> [SOURCE INFORMATION]:
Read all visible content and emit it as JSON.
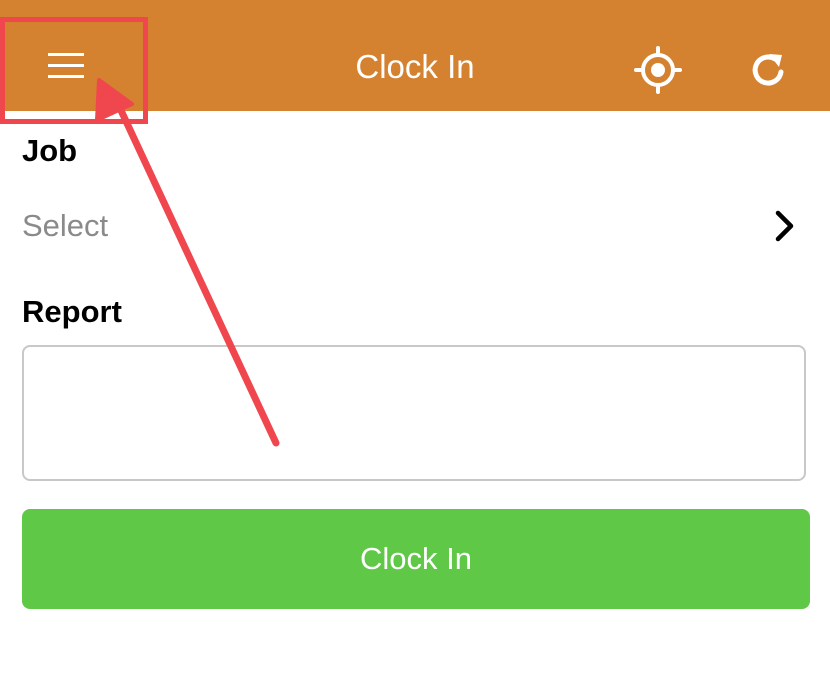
{
  "header": {
    "title": "Clock In",
    "menu_icon": "hamburger-menu-icon",
    "locate_icon": "crosshair-target-icon",
    "refresh_icon": "refresh-icon",
    "background_color": "#d4822f"
  },
  "job": {
    "label": "Job",
    "placeholder": "Select",
    "chevron_icon": "chevron-right-icon"
  },
  "report": {
    "label": "Report",
    "value": ""
  },
  "clock_in_button": {
    "label": "Clock In",
    "color": "#5fc847"
  },
  "annotation": {
    "color": "#f0474f"
  }
}
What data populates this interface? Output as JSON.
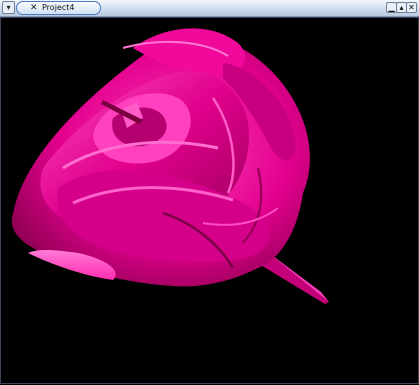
{
  "window": {
    "title": "Project4",
    "menu_icon": "menu-arrow-icon",
    "tab_icon": "x-app-icon",
    "controls": {
      "minimize_icon": "minimize-icon",
      "maximize_icon": "maximize-icon",
      "close_icon": "close-icon"
    }
  },
  "scene": {
    "subject": "pink rose",
    "colors": {
      "petal": "#ff1aa8",
      "petal_dark": "#a80062",
      "background": "#000000"
    }
  }
}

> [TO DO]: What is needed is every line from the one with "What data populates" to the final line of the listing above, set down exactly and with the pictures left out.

> [ANSWER TO THIS PROBLEM]:
What data populates this interface? Output as JSON.
{
  "window": {
    "title": "Project4",
    "menu_icon": "menu-arrow-icon",
    "tab_icon": "x-app-icon",
    "controls": {
      "minimize_icon": "minimize-icon",
      "maximize_icon": "maximize-icon",
      "close_icon": "close-icon"
    }
  },
  "scene": {
    "subject": "pink rose",
    "colors": {
      "petal": "#ff1aa8",
      "petal_dark": "#a80062",
      "background": "#000000"
    }
  }
}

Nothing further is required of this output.